9. Content The sparkling thought that an instant site is yours after a quick installation is quickly replaced when you realize you have 10 empty pages, a generic header and navigation, and nothing actually "works." Customizing, developing the pages, and writing good content to fit in each page is what makes your site memorable, and creates the value.
10. Search Engines SEO, or search engine optimization, is extremely important, and while many Wordpress modules proport to make it SEO friendly, the code is not optimized, pages load slow, and google has to read through all the layers of Wordpress code, the site really is not "optimal" for search engine robots. On top of that, Worpress is often used to create spam-filled websites, which Google blacklists as spam. There are lots of SEO plugins for WordPress, and by picking and choosing the correct ones you can achieve a certain level of optimisation. However, you never have the fine control that you get with a custom website, and therefore full search engine optimisation is not possible.
11. Speed The speed of a website affects the SEO as well as the general user experience. As Wordpress caters for many different styles of websites and has lots of features that are often unused, the code is very 'bloated'. This means your server is processing a lot more code than it needs to which means each page is slower and you will reach the limits of your server much quicker. One of the advantages of a custom website is that it can do exactly what is required with no unnecessary overheads, and therefore run very efficiently.
12. Hosting You might have been told by your host that Wordpress was your only option, or your hosting offered Wordpress as part of their plan. You should not feel this is the only choice out there. The only 'easy' part about Wordpress is pressing the button to install it. Consider all of the advantages you'll enjoy from having a custom website developed.
In case you think I am personally biased against Wordpress, try doing a Google search for 'Reasons why not to use Wordpress' and you'll see that these reasons are both valid and common. Another search for 'Wordpress white screen' should trigger more alarm bells.
There are now websites popping up where they offer WordPress Malware Virus Removal. You pay around $90.00 (US) and they clean your website, scan and remove all infected files, and remove you from any resulting blacklists you may have wound up on. It fixes the problem - until you either get attacked again, or install some plug-in or template that has more vulnerabilities. Then you can always hire the people for another $90.00 to fix it again.
Alternatives to Wordpress A hand-authored website is a much better option. At Webberman, we've been creating unique websites for 20 years and can create something perfect for your business. We also maintain websites at very affordable rates. Sometimes we'll make minor changes at no charge. Our relationship with our customers is important to us, so we are always very fair in our pricing.

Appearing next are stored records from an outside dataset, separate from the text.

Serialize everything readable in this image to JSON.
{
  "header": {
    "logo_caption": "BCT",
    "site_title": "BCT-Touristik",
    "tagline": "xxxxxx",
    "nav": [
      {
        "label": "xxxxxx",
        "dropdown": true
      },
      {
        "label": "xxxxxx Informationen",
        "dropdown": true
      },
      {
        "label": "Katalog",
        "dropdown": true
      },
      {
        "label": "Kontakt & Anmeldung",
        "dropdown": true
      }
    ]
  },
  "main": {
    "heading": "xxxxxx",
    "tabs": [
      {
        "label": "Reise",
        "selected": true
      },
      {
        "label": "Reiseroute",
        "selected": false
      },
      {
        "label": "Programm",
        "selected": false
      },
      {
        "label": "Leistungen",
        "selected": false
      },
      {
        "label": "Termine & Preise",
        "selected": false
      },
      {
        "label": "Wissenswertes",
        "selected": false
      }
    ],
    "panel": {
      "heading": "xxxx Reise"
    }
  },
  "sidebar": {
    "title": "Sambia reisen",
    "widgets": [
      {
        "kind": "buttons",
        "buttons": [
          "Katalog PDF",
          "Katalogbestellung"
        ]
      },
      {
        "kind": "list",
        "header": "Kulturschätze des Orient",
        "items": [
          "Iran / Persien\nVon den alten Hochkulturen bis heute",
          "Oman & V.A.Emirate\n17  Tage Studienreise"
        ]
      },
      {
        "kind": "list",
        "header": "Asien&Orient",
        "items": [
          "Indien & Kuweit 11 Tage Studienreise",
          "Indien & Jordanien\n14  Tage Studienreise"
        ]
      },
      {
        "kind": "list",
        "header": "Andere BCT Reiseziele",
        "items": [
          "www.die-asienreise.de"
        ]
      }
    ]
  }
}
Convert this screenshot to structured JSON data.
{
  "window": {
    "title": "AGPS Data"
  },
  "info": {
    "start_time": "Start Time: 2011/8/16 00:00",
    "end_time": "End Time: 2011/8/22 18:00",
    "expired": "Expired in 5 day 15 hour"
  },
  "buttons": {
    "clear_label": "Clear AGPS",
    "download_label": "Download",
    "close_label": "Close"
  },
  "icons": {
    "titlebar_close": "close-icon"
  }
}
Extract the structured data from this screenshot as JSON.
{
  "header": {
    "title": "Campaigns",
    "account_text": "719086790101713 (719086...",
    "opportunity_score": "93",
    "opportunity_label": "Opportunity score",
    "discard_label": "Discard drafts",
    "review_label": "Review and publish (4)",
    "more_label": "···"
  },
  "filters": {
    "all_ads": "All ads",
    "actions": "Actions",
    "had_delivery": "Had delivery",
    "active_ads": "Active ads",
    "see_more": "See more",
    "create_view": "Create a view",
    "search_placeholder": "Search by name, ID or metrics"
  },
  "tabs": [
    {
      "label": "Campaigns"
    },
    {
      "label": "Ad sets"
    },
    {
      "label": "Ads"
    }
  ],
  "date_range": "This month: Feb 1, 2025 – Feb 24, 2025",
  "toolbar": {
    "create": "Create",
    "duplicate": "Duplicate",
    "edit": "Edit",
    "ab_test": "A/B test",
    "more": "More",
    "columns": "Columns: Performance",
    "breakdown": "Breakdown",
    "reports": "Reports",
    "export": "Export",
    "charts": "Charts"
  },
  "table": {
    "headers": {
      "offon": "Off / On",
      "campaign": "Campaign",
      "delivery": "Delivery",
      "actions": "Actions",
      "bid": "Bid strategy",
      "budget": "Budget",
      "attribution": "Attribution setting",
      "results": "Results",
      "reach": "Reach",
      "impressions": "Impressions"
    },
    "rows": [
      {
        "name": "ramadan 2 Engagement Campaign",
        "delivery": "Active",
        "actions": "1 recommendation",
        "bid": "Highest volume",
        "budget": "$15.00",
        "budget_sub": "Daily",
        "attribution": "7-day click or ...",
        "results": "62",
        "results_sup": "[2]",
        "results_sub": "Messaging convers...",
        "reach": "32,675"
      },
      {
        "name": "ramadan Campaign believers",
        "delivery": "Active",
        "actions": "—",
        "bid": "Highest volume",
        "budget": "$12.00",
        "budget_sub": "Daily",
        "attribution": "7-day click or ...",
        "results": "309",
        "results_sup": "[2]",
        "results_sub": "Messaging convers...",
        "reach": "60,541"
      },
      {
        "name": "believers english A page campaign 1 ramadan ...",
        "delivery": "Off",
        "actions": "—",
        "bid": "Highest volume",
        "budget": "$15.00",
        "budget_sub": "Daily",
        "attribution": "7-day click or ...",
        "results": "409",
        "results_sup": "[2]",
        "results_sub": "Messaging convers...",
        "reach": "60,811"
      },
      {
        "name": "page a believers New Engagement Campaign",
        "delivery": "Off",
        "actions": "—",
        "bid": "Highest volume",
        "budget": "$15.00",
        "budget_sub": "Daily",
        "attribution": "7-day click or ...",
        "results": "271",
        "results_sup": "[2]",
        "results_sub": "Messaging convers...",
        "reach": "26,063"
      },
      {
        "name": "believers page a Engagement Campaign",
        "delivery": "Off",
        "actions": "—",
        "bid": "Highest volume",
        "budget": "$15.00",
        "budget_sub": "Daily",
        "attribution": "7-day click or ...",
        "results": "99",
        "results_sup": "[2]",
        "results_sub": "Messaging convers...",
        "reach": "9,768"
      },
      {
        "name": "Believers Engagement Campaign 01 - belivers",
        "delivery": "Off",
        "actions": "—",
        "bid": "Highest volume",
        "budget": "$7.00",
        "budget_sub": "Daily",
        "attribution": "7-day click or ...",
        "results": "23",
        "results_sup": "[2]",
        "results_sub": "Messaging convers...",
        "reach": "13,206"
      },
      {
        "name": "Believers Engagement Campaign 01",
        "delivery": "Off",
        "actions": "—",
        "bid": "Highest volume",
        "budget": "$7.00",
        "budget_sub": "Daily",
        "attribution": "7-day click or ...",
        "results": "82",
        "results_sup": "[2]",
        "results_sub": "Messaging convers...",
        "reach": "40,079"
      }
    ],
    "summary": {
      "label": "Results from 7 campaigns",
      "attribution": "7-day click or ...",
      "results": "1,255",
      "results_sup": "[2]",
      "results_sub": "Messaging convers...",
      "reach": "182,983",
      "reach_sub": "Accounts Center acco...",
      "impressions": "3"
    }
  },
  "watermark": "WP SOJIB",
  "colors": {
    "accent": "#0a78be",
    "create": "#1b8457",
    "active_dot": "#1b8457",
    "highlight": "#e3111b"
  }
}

We develop websites in two ways, totally hand-authored websites made from scratch, and template-based websites based on a framework template, but highly customized to reflect your specific business and website requirements. A template-based website can provide more features, and always across all platforms. At Webberman, we'll discuss these options with you when we consult to learn about your website requirements.